Peterson, when contacted by police, admitted that he had “whooped” his son on the backside with a switch as a form of punishment, and then, in fact, produced a switch similar to the one with which he hit the child. Peterson also admitted that he administered two different “whoopings” to his son during the visit to Texas, the other being a punishment for the 4-year-old scratching the face of a 5-year-old.
(It’s curious that the NFL would hold Peterson to a different standard than Rice, since neither was convicted of anything, though we all saw the video of Rice striking his fiancee and photos emerged of Peterson’s son’s injuries.)
Sports media, meanwhile, seems to be invested in treating Peterson gently, as well. Stories on league-partner news outlets like ESPN and NBC’s ProFootballTalk make frequent reference to the “switch” Peterson used in striking his child, and seem willing to base their reports on the photographs, but it’s only local media like CBS Houston, and non-sports media nationally, that report the details from Peterson’s son: most sports outlets have left out the allegations from the child that Peterson struck him in the face, or that Peterson threatened to hurt him further if he told anyone what happened. Even if someone argues that children can be manipulated and they don’t always make the most reliable witnesses in abuse cases, this child’s story still must be heard, considered, and weighed with all of the additional evidence.

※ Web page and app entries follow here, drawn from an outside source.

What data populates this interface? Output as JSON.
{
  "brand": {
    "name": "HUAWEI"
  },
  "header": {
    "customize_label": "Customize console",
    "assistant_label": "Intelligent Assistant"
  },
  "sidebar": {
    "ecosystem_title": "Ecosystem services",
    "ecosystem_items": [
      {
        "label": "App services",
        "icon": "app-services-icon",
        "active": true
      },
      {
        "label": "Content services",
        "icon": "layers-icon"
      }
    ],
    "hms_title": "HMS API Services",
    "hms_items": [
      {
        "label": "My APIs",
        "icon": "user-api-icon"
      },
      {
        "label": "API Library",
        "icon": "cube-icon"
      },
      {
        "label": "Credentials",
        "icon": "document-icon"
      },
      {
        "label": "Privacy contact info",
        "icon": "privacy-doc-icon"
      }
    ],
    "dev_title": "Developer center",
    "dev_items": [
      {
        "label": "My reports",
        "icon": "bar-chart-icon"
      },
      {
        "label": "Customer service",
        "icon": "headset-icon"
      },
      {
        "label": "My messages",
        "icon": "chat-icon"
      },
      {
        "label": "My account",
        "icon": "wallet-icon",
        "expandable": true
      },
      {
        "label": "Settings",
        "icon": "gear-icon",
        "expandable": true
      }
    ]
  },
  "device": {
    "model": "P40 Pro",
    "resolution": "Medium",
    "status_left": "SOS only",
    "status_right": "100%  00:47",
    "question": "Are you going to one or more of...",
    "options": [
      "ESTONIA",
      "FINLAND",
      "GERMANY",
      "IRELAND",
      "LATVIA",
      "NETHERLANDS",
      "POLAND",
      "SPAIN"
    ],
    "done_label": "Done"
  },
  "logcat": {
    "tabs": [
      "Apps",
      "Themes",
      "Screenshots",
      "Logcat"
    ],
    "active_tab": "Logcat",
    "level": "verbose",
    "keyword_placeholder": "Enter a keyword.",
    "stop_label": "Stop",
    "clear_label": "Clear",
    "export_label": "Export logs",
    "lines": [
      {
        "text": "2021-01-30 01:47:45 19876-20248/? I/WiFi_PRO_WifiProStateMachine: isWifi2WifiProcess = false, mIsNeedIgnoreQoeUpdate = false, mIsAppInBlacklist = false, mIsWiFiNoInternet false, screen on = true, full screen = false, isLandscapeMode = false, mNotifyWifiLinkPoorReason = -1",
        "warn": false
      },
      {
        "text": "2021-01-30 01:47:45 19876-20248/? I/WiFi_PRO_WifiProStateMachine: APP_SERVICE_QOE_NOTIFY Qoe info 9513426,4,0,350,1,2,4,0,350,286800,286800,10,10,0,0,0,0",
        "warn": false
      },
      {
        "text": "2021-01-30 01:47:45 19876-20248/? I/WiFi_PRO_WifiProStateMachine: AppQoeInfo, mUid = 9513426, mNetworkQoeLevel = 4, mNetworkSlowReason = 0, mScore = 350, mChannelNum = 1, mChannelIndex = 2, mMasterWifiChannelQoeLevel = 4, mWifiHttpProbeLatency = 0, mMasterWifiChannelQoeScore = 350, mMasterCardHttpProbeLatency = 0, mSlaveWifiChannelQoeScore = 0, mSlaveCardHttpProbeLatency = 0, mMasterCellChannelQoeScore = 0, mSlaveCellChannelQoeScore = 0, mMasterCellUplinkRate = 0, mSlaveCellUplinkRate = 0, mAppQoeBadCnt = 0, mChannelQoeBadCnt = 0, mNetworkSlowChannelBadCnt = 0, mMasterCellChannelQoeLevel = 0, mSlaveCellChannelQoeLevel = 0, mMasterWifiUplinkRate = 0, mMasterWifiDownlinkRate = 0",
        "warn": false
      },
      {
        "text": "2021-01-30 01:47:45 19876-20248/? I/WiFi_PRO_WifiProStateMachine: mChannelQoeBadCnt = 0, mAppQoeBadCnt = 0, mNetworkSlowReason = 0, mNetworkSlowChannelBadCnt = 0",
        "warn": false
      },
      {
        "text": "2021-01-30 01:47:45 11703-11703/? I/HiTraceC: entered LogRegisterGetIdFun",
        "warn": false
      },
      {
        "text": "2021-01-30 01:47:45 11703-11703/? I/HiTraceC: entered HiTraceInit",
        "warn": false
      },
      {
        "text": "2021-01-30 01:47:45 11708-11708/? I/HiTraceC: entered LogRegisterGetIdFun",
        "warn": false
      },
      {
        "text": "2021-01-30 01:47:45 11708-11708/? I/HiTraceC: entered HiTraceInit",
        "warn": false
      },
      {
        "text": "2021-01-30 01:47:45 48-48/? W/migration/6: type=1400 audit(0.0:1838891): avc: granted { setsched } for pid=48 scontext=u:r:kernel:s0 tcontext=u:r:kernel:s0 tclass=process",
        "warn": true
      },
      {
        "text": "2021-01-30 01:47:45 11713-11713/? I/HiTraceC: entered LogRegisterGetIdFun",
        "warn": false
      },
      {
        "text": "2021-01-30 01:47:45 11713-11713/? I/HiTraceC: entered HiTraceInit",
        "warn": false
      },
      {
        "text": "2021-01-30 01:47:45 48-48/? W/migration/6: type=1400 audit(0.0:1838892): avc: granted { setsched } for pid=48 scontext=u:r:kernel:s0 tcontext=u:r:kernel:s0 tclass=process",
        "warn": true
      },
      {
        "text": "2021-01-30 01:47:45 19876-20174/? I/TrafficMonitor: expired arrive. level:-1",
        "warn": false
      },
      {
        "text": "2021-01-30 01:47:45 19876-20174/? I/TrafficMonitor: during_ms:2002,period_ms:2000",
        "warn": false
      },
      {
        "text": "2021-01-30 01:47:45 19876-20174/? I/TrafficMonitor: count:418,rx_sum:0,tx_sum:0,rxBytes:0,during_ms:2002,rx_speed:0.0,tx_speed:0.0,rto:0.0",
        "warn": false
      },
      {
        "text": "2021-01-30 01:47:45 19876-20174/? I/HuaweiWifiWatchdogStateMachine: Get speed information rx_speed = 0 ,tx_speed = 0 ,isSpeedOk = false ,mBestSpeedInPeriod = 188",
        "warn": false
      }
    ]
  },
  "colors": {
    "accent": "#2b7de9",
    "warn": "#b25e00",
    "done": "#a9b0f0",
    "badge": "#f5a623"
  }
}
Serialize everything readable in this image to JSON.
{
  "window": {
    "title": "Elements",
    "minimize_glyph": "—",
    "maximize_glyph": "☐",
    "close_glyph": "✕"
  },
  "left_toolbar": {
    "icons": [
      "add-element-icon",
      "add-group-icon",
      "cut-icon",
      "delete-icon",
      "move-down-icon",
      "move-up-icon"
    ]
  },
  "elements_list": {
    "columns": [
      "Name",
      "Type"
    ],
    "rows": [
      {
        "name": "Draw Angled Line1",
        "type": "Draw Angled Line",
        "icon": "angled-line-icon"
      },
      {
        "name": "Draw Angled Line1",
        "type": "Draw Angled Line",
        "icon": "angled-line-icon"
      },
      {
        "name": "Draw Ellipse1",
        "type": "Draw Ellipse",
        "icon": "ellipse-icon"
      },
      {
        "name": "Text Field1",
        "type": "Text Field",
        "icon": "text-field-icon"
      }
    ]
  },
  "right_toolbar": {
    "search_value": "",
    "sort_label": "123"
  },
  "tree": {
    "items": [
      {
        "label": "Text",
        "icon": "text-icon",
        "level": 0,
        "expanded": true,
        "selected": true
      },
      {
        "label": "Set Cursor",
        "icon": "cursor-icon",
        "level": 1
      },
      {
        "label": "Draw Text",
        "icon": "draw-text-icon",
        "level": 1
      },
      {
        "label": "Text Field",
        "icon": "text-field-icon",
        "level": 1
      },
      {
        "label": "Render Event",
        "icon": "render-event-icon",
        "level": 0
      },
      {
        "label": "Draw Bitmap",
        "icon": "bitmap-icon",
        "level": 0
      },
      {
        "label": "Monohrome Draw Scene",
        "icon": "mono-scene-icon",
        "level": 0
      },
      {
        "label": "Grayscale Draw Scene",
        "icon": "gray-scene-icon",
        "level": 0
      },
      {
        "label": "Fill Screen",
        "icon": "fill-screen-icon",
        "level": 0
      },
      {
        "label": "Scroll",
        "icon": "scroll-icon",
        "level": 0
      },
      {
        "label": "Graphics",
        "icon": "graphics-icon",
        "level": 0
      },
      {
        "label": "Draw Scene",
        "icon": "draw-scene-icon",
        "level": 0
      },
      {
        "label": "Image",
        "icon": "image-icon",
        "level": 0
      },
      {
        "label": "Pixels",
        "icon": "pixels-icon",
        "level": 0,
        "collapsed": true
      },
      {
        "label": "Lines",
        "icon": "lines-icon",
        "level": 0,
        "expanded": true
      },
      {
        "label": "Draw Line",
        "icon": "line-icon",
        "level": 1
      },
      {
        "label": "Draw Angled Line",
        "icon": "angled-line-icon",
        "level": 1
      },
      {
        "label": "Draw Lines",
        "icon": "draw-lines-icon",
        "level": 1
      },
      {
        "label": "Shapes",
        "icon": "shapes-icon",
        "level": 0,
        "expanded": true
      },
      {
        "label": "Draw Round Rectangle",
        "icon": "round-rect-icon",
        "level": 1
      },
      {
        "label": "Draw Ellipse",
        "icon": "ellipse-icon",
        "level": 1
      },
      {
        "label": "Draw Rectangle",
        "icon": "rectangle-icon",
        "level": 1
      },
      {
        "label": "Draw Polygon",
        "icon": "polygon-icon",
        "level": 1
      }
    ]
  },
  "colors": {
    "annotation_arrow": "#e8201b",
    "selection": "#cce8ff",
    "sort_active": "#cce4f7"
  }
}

Sports media has historically had a hard time treating athletes as anything other than the protagonists in their stories, and that means it’s tough to give voice to their victims. All of which means that fans of the Vikings, if they get their facts strictly from these types of sources, might have no idea of the extent of the allegations against Peterson—which makes those outlets somewhat complicit in furthering the viewpoint of ownership that “who the heck knows what happened” and “let’s see how this all plays out.”
And this, ultimately, is why we’re writing about Adrian Peterson right now, and not the shocking defensive turnaround displayed by the Cowboys, or the cool confidence Ryan Fitzpatrick has shown through his first two games as the Texans’ starter—because there is no great difference between “on-field fun” and “off-field horror.” The off-field horror is minimized—shamefully—in order to bring us that on-field fun.